Here's an example: We calculate the average size of a professional basketball team (benchmark) and compare this value with an elementary school team. The result is of course devastating, but also mathematically nonsensical.
NLPP application: Benchmark line calculated from the NLPP input data, which serves as a benchmark. It distinguishes the most expensive products - here: the 25% of products with the worst price-performance ratio - from the rest of the products.
Price of a product (part, assembly, unit, component, machine, etc.) which was estimated using a method such as performance pricing and serves as the basis for estimating a "good price".
If a reliable target price can be estimated easily, quickly and precisely, this is of great benefit to companies, as it is clear in every phase of the product life cycle whether the current price is too high.
NLPP application: NLPP calculates three target prices per product based on very precise target price formulas. The key here are the three precise NLPP target price formulas for best practice, market benchmark and worst practice.

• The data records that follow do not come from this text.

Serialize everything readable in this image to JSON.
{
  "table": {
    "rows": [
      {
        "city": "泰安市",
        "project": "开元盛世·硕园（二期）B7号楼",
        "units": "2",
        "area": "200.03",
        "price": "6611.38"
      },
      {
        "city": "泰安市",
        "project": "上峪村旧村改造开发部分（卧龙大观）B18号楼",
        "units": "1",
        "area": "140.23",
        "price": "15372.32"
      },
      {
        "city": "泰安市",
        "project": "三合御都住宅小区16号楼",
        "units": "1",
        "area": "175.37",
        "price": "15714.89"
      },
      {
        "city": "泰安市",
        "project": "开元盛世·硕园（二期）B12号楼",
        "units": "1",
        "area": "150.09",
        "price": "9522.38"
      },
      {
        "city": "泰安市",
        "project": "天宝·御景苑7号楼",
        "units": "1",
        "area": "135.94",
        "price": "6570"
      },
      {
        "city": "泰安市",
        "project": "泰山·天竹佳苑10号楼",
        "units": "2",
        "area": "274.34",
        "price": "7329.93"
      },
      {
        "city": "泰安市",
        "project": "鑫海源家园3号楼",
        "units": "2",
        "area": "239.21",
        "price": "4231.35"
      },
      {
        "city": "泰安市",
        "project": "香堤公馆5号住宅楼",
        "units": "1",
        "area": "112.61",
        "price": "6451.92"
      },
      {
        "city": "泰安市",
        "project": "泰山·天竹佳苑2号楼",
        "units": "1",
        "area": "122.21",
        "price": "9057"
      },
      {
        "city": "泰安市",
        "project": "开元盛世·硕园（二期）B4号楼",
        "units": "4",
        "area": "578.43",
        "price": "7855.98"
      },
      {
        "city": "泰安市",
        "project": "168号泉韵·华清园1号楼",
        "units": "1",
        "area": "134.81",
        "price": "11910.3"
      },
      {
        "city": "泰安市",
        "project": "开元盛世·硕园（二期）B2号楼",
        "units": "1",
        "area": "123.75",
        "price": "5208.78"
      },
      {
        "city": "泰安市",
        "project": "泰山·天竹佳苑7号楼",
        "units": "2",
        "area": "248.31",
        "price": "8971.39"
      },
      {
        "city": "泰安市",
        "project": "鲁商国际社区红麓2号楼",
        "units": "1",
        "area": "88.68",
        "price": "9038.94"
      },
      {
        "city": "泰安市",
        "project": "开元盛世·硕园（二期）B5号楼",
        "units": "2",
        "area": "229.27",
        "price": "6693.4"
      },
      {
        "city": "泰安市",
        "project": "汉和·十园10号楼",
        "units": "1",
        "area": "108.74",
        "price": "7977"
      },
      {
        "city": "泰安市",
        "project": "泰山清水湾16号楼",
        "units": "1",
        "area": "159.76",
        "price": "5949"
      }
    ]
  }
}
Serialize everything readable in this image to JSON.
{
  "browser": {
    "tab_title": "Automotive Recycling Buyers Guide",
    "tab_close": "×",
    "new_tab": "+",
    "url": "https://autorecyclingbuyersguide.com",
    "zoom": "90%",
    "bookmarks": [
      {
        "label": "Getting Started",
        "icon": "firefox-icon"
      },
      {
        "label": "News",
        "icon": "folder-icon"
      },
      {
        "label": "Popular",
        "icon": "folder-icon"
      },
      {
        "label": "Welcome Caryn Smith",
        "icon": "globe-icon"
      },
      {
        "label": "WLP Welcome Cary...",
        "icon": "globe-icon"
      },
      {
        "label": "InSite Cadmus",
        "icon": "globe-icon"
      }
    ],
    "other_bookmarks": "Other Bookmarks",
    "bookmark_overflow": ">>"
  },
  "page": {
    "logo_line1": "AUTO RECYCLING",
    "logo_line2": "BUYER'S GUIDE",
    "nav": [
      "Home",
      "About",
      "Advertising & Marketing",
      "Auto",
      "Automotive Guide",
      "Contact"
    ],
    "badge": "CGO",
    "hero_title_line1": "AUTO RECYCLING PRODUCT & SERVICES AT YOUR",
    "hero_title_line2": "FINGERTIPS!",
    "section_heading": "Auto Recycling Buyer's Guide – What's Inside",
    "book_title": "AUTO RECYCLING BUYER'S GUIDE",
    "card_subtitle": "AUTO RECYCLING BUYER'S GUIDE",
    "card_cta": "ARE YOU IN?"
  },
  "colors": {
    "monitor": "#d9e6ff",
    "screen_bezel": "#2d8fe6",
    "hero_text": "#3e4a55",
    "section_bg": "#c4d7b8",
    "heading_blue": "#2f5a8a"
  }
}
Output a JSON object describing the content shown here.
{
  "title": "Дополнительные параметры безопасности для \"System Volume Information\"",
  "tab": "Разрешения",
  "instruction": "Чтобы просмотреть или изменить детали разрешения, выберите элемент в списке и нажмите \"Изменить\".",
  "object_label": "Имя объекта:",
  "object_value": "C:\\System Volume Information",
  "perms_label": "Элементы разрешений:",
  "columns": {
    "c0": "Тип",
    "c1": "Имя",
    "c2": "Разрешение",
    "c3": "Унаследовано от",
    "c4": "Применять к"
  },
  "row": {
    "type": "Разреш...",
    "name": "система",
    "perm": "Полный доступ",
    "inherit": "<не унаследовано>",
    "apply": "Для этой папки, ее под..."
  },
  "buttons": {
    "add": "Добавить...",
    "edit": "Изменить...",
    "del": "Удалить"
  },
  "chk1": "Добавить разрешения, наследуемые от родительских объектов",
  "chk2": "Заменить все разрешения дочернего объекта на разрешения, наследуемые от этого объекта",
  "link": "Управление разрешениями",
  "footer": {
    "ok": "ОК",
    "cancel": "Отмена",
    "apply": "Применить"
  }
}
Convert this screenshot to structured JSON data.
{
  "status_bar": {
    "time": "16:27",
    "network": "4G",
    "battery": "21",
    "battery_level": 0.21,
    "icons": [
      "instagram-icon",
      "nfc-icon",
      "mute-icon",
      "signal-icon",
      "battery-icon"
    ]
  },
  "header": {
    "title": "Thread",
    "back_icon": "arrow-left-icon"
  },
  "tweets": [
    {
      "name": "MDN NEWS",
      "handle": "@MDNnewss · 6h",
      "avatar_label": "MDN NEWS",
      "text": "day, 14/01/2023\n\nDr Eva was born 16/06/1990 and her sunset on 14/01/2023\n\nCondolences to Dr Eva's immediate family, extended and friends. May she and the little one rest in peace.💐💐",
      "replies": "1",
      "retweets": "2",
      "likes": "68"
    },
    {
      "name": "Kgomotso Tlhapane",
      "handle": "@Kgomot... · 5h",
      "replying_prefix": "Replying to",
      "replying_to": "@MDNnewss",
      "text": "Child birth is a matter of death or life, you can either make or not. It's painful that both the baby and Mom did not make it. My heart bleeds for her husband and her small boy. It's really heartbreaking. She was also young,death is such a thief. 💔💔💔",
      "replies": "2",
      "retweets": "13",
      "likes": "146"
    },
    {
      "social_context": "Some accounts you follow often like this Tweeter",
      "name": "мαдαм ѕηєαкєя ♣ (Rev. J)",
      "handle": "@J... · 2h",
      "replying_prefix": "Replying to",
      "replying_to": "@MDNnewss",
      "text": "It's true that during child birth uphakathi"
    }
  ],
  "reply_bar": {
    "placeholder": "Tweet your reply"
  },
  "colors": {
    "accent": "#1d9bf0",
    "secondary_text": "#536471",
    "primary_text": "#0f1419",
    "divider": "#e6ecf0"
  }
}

Contractually fixed individual prices offer price certainty for the current procurement portfolio. Target price formulas go one step further: they also set the price range for new/future parts.
This pays off above all if the product portfolio to be procured could change significantly within the contract period. Frequently affected are product groups with a high variance in part numbers, e.g. B. screws or labels.
With target price contracting, buyers include this effective protection against such future price surprises in their contracts.
NLPP application: NLPP calculates very precise target price formulas for a product family, which can then be used in contracts.
In addition to the mathematically optimal result, the user can also calculate simple target price formulas and specify which parameters should be included in the target price formula. NLPP thus offers the greatest flexibility for switching from prices per item number to target price contracting.
A formula that calculates a target price based on some information about a product.
The classic manufacturing cost calculation (HK calculation) also represents a target price formula - albeit one that includes many parameters and that cannot be "just like that" written down on a piece of paper.
Target price formulas use most product properties such as dimensions, weight, materials, etc. as parameters. These parameters are easy to collect and therefore a target price formula is easy to apply.
The challenge is to calculate a target price formula that is as accurate as possible from the given data. This requires complex mathematical processes. The basic idea of these methods is regression analysis.
NLPP application: Basically, NLPP provides three target price formulas, each of which corresponds to a price benchmark and - viewed together - result in a price range. The advantage is that a much more realistic assessment of the current price is possible with the help of a range of target prices. NLPP guarantees that the best possible target price formula is found automatically from the data used.